By Maria Angelica Troncoso
Rio de Janeiro, Dec 2 (EFE).- Brazil’s most emblematic musical genre was not always synonymous with Carnival and joie de vivre but instead was viewed as morally dubious and even outlawed altogether.
On Dec. 2, International Samba Day, the South American giant commemorates that dance, musical style and cultural phenomenon even as it recalls some troubled aspects of the country’s history.
Known internationally as the essence of the Rio Carnival, samba is much more than pageantry and glamor. It is the cry of the slaves transformed into music and dance, a reflection of religious traditions like Umbanda and Candomble and a constant flurry of melodic innovation that continues the long struggle against racism and discrimination, experts say.
Samba dates back to the arrival of the first slaves in what today is known as the northeastern state of Bahia, Rodrigo Pereira da Silva Rosa, a linguistics professor at the Federal University of Rio de Janeiro (UFRJ), told Efe.
“Before being enslaved, the blacks would get together in Africa to commemorate and celebrate. When they were forcibly brought to Brazil, they wanted to keep that culture alive,” he said.
The slaves maintained that tradition, and their descendants then migrated to other regions of the country, particularly Rio de Janeiro, where they initially settled in the city center and the port but then moved to peripheral communities that today are known as favelas (shantytowns).

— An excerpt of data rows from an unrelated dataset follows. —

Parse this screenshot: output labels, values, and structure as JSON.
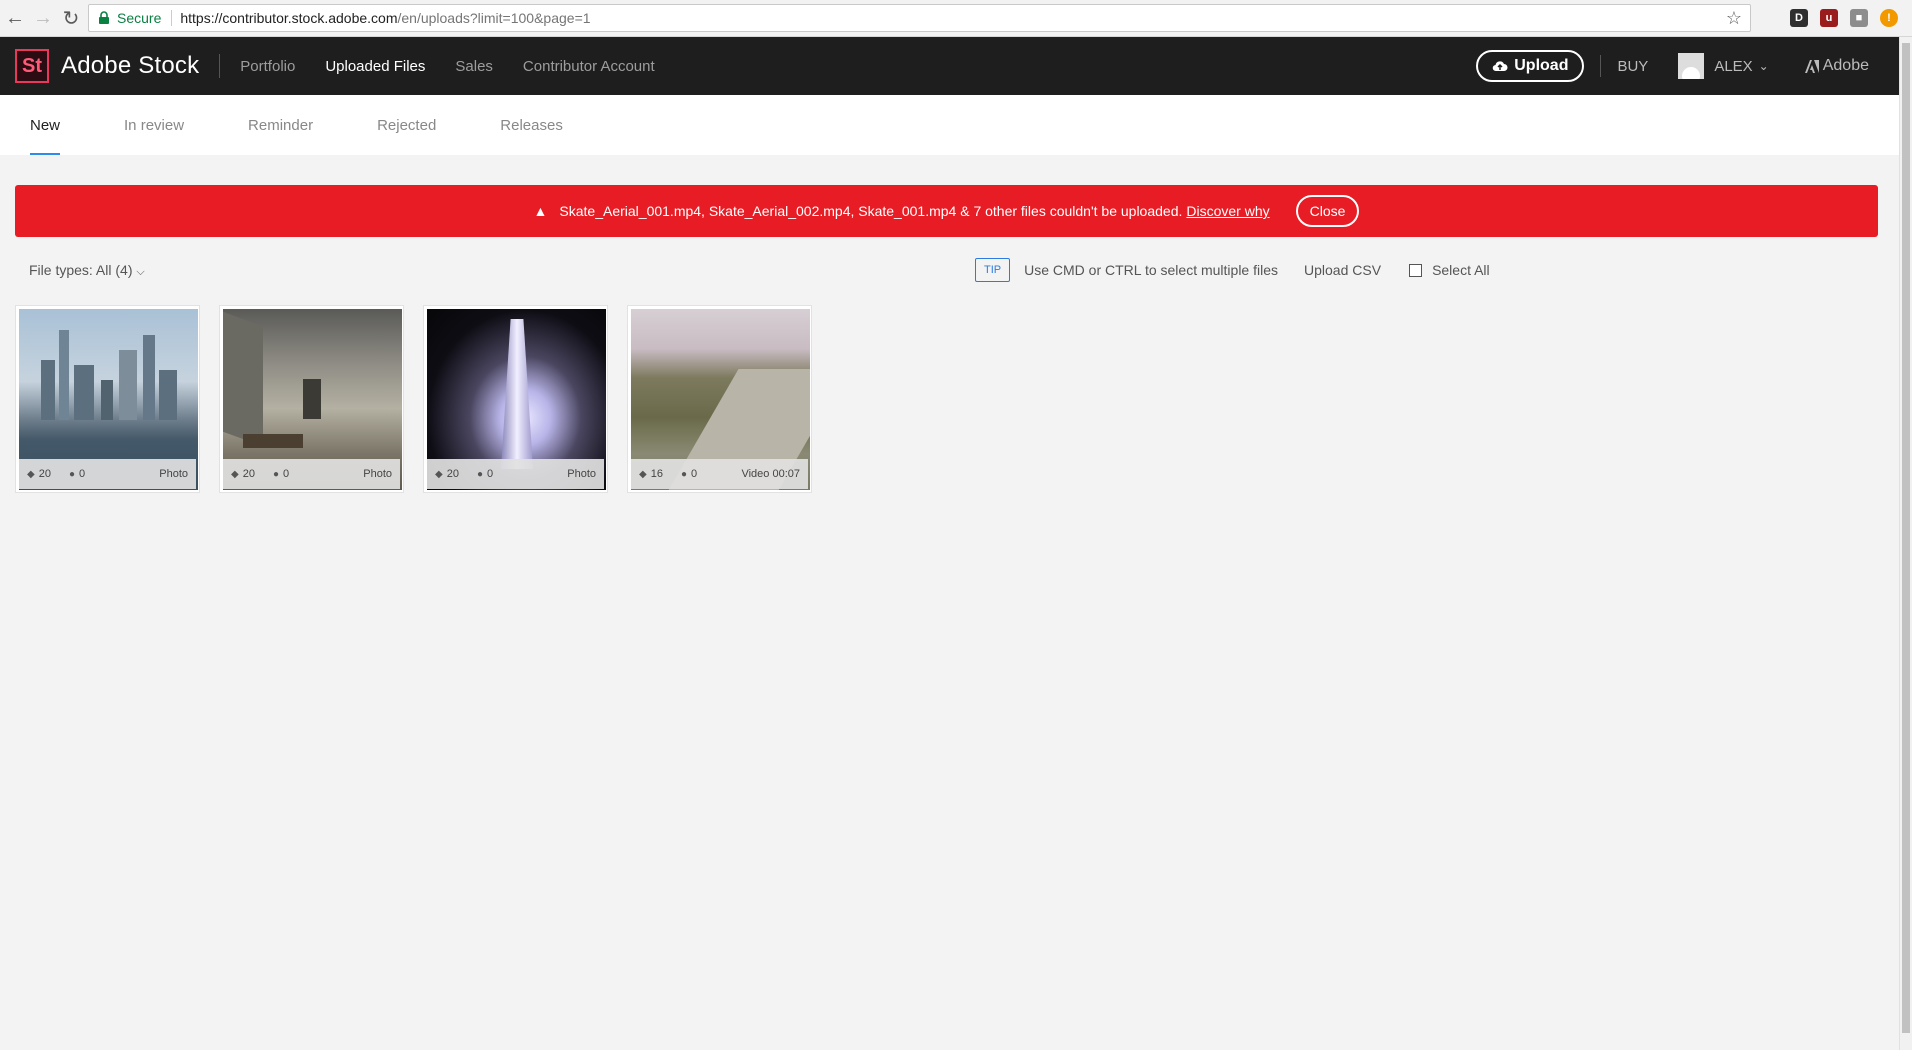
{
  "browser": {
    "secure_label": "Secure",
    "url_host": "https://contributor.stock.adobe.com",
    "url_path": "/en/uploads?limit=100&page=1"
  },
  "header": {
    "logo": "St",
    "brand": "Adobe Stock",
    "nav": [
      "Portfolio",
      "Uploaded Files",
      "Sales",
      "Contributor Account"
    ],
    "upload_label": "Upload",
    "buy_label": "BUY",
    "user_name": "ALEX",
    "adobe_label": "Adobe"
  },
  "tabs": [
    "New",
    "In review",
    "Reminder",
    "Rejected",
    "Releases"
  ],
  "alert": {
    "message": "Skate_Aerial_001.mp4, Skate_Aerial_002.mp4, Skate_001.mp4 & 7 other files couldn't be uploaded.",
    "link": "Discover why",
    "close_label": "Close",
    "color": "#e81c24"
  },
  "toolbar": {
    "file_types": "File types: All (4)",
    "tip": "TIP",
    "tip_text": "Use CMD or CTRL to select multiple files",
    "upload_csv": "Upload CSV",
    "select_all": "Select All"
  },
  "files": [
    {
      "keywords": "20",
      "people": "0",
      "type": "Photo"
    },
    {
      "keywords": "20",
      "people": "0",
      "type": "Photo"
    },
    {
      "keywords": "20",
      "people": "0",
      "type": "Photo"
    },
    {
      "keywords": "16",
      "people": "0",
      "type": "Video  00:07"
    }
  ]
}
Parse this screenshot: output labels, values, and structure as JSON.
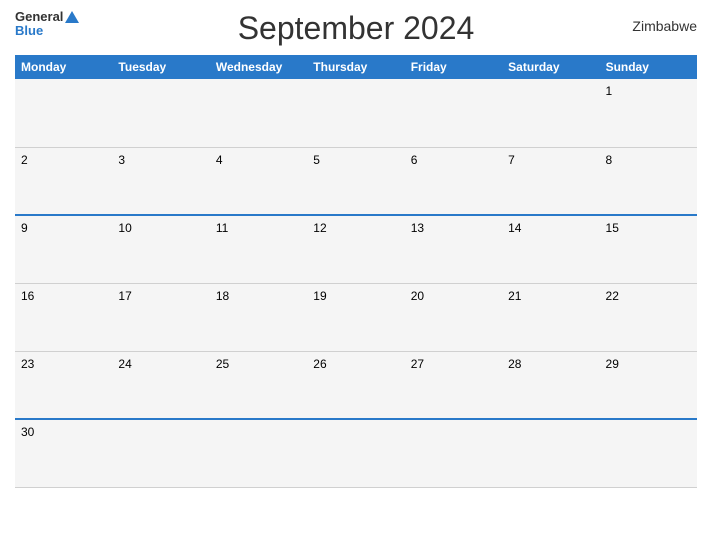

They gathered there in houses to sing, eat, drink and dance, or in so-called “terreiros” for Candomble or Umbanda worship. After the religious ceremonies, those spaces were used for “rodas de samba” (samba circles) in which melodies and songs sprang from collective improvisation.
Whereas slaves would mark the time with their palms and use plates and cutlery to make drumming sounds, percussion instruments such as the tambourine, the surdo (a type of bass drum) and the cuica (a type of friction drum) were created and introduced after Afro-Brazilians relocated to Rio.
String instruments – mainly the cavaquinho (a four-stringed instrument in the guitar family) – were later added and today form part of a typical samba ensemble.
Afro-Brazilians arrived in Rio from Bahia in larger numbers toward the end of the 19th century, following the abolition of slavery in 1888 and the establishment of the first Brazilian republic in 1889, leading to a blend of the musical traditions of the north with those of Rio.
But these trends also coincided with the passage of strict anti-vagrancy laws, with unemployed people on the street being placed behind bars for offending “good customs and morals.”
Included among these “vagrants” were musicians and people who enjoyed samba dancing. In fact, a person could be jailed for merely being seen on the street with a musical instrument.
According to the UFRJ expert, that samba ban was symptomatic of the heightened racism in Brazil in the wake of the abolition of slavery.
“Samba was banned because the state was saying that was music of the marginalized population, of bad people, of criminals. So everyone who was celebrating or who met to (play or dance samba) was pursued by the police,” he said.
Samba began to be seen more favorably with the arrival of radio and after Carmen Miranda popularized that genre in films in Brazil in the 1930s and later in the United States with her performances there in the 1940s.
Since then, that musical genre has continuously reinvented itself and its essence also can be found in a variety of sub-genres that range from pagode and chorinho to bossa nova. EFE